Year One

Paciorek made his first appearance in the team’s opener. He got the nod in the top of the sixth, with his team down one and the bases juiced, needing two outs to get out of the inning. While he couldn’t get out of the jam unscathed, he logged a solid outing, surrendering a hit and zero earned runs while striking out two batters in 1.2 innings. After posting a 4.20 ERA through the first month of the season, Paciorek found himself moved to the starting rotation. He posted a 1-1 record as a starter before moving to the closing role. At the All-Star break, he found himself with 20 saves and 25 strikeouts in 39 innings. He posted an ERA of 3.69 and a WHIP of 1.46, enough to earn himself a spot on the All-Star squad.

After pitching a perfect inning in the ASG, Paciorek was promoted to the New York’s AAA affiliate, the Scranton/Wilkes-Barre RailRiders. He struggled at the new level, logging a 6.23 ERA in 17.1 innings and converting only 11 of 18 save opportunities in the back half of the regular season. The playoffs were much of the same story, as he recorded only one save, struck out three batters and gave up two runs in three appearances.

Although he struggled down the line, Paciorek got extended by the Yankees on a one-year, $80,000 deal. They then dealt him to the Kansas City Royals, where he started anew.

Year Two

Paciorek couldn’t crack the Spring Training roster for the Royals and saw his season start back in Double-A with the Northwest Arkansas Naturals. He made the most of the new opportunity, recording 22 saves in 34.2 innings and flashing an ERA of 2.08. Paciorek’s performance was enough to earn him an All-Star selection for the second season in a row. He tossed a perfect inning and one-third, including this nasty strikeout.

After the strong performance in the All-Star Game, Paciorek was promoted for to Triple-A for second year in a row, this time to the Omaha Storm Chasers. His second stint in AAA was much more successful. He had 15 saves in 25 innings, and his ERA continued to hover just over two.

After such a strong performance at the highest minor league level, I expected Paciorek to get another AAA or a MLB offer. However, the only deal he received was another one-year, $70,000 contract for a bullpen spot on the Royals’ AA squad, which he accepted. The former Wildcat was traded again, this time to the San Francisco Giants.

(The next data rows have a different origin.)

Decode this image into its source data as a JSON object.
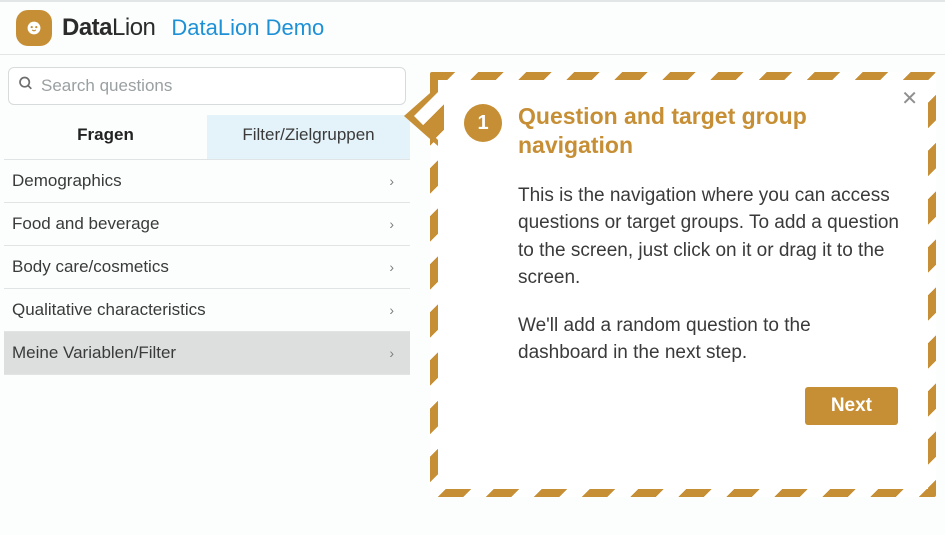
{
  "header": {
    "brand_data": "Data",
    "brand_lion": "Lion",
    "demo_link": "DataLion Demo"
  },
  "search": {
    "placeholder": "Search questions",
    "value": ""
  },
  "tabs": [
    {
      "label": "Fragen",
      "active": true
    },
    {
      "label": "Filter/Zielgruppen",
      "active": false
    }
  ],
  "nav_items": [
    {
      "label": "Demographics",
      "selected": false
    },
    {
      "label": "Food and beverage",
      "selected": false
    },
    {
      "label": "Body care/cosmetics",
      "selected": false
    },
    {
      "label": "Qualitative characteristics",
      "selected": false
    },
    {
      "label": "Meine Variablen/Filter",
      "selected": true
    }
  ],
  "tour": {
    "step": "1",
    "title": "Question and target group navigation",
    "para1": "This is the navigation where you can access questions or target groups. To add a question to the screen, just click on it or drag it to the screen.",
    "para2": "We'll add a random question to the dashboard in the next step.",
    "next_label": "Next"
  },
  "colors": {
    "accent": "#c68f35",
    "link": "#1e90d6"
  }
}
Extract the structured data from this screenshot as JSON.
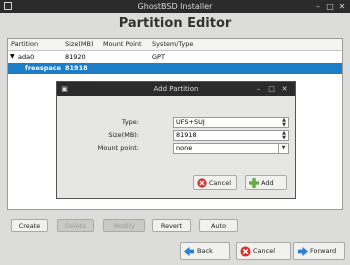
{
  "window": {
    "title": "GhostBSD Installer"
  },
  "page": {
    "heading": "Partition Editor"
  },
  "table": {
    "columns": [
      "Partition",
      "Size(MB)",
      "Mount Point",
      "System/Type"
    ],
    "rows": [
      {
        "partition": "ada0",
        "size": "81920",
        "mount": "",
        "type": "GPT",
        "expanded": true
      },
      {
        "partition": "freespace",
        "size": "81918",
        "mount": "",
        "type": "",
        "selected": true
      }
    ]
  },
  "actions": {
    "create": "Create",
    "delete": "Delete",
    "modify": "Modify",
    "revert": "Revert",
    "auto": "Auto"
  },
  "nav": {
    "back": "Back",
    "cancel": "Cancel",
    "forward": "Forward"
  },
  "dialog": {
    "title": "Add Partition",
    "type_label": "Type:",
    "type_value": "UFS+SUJ",
    "size_label": "Size(MB):",
    "size_value": "81918",
    "mount_label": "Mount point:",
    "mount_value": "none",
    "cancel": "Cancel",
    "add": "Add"
  },
  "colors": {
    "selection": "#1c7ec8",
    "titlebar": "#2b2b2b",
    "cancel_icon": "#d9302c",
    "arrow_icon": "#2f7fd0",
    "add_icon": "#5fb33a"
  }
}
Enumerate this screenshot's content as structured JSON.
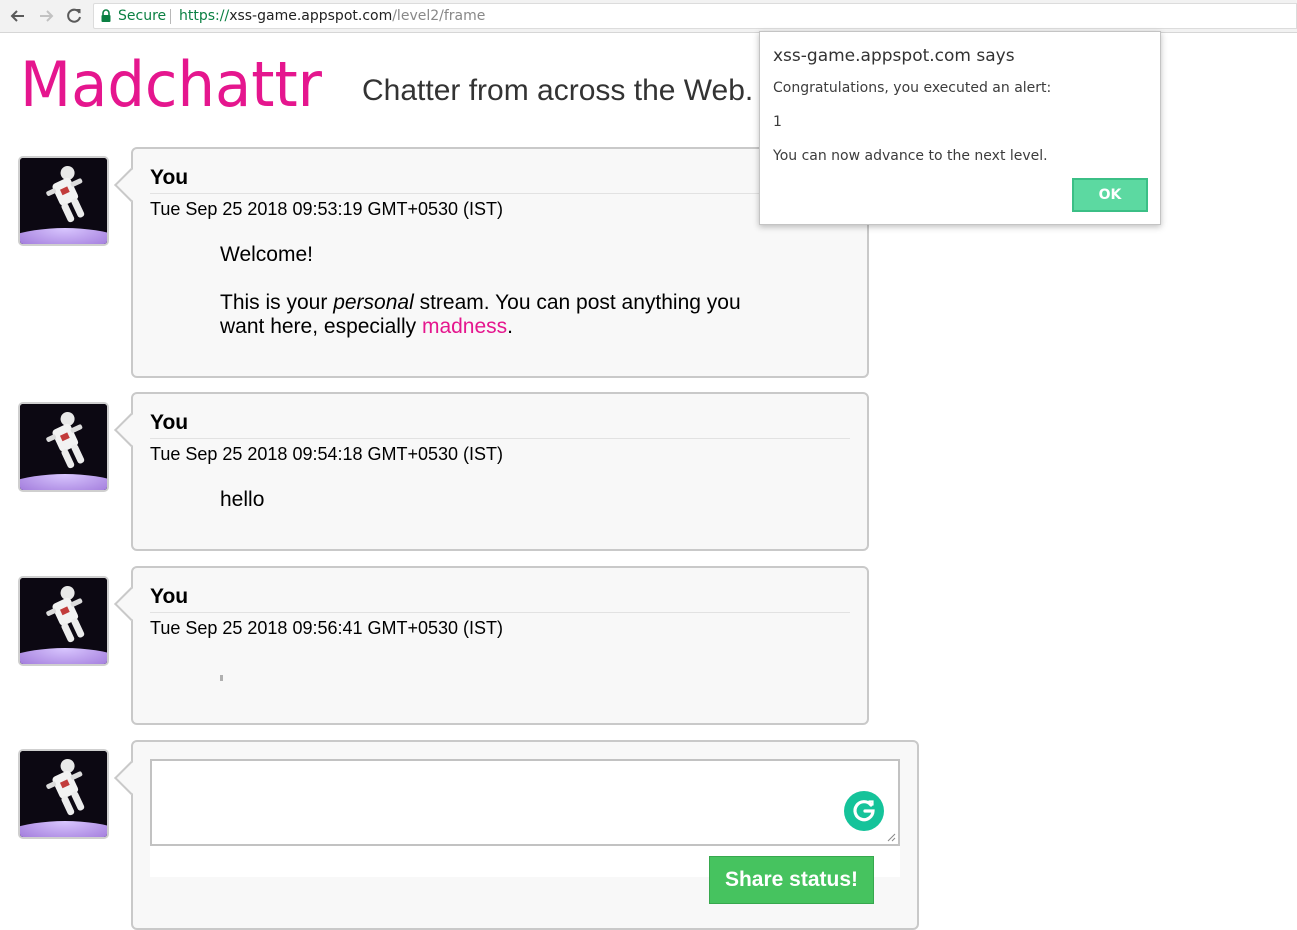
{
  "browser": {
    "secure_label": "Secure",
    "url_scheme": "https://",
    "url_host": "xss-game.appspot.com",
    "url_path": "/level2/frame"
  },
  "header": {
    "logo_text": "Madchattr",
    "tagline": "Chatter from across the Web."
  },
  "posts": [
    {
      "author": "You",
      "date": "Tue Sep 25 2018 09:53:19 GMT+0530 (IST)",
      "welcome": "Welcome!",
      "text_prefix": "This is your ",
      "text_em": "personal",
      "text_mid": " stream. You can post anything you want here, especially ",
      "text_link": "madness",
      "text_suffix": "."
    },
    {
      "author": "You",
      "date": "Tue Sep 25 2018 09:54:18 GMT+0530 (IST)",
      "text": "hello"
    },
    {
      "author": "You",
      "date": "Tue Sep 25 2018 09:56:41 GMT+0530 (IST)"
    }
  ],
  "composer": {
    "value": "",
    "button_label": "Share status!"
  },
  "alert": {
    "title": "xss-game.appspot.com says",
    "line1": "Congratulations, you executed an alert:",
    "line2": "1",
    "line3": "You can now advance to the next level.",
    "ok_label": "OK"
  },
  "colors": {
    "logo": "#e5168e",
    "madness_link": "#e5168e",
    "share_button": "#46c35f",
    "ok_button": "#5cd9a1",
    "secure": "#0b8043"
  }
}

Year Three

Paciorek yet again failed to make a major league spring training roster and started the season with the Richmond Flying Squirrels, the Giants’ Double-A affiliate. His shaky start to the season didn’t right itself quickly as was then sidelined for three weeks with shoulder tightness. At the All-Star break, Paciorek’s stats were less than impressive: one save and 21 strikeouts in 31.2 innings with a 3.41 ERA. He missed the All-Star game for the first time in his young career.

He never bounced back from the injury. His ERA rose to 4.81 and ended the season and he was unable to record another save. In a season during which he could’ve made the jump to the big leagues, things fell flat for the talented right-hander. It’s hard to make it to the majors, and Paciorek wasn’t able to firmly get past AA in The Show. With that said, this is only a video game simulation and following a fascinating career path in which he was the backup catcher for NU, it’s hard to think that Paciorek will ever get held down. Who knows what the future has in store for him.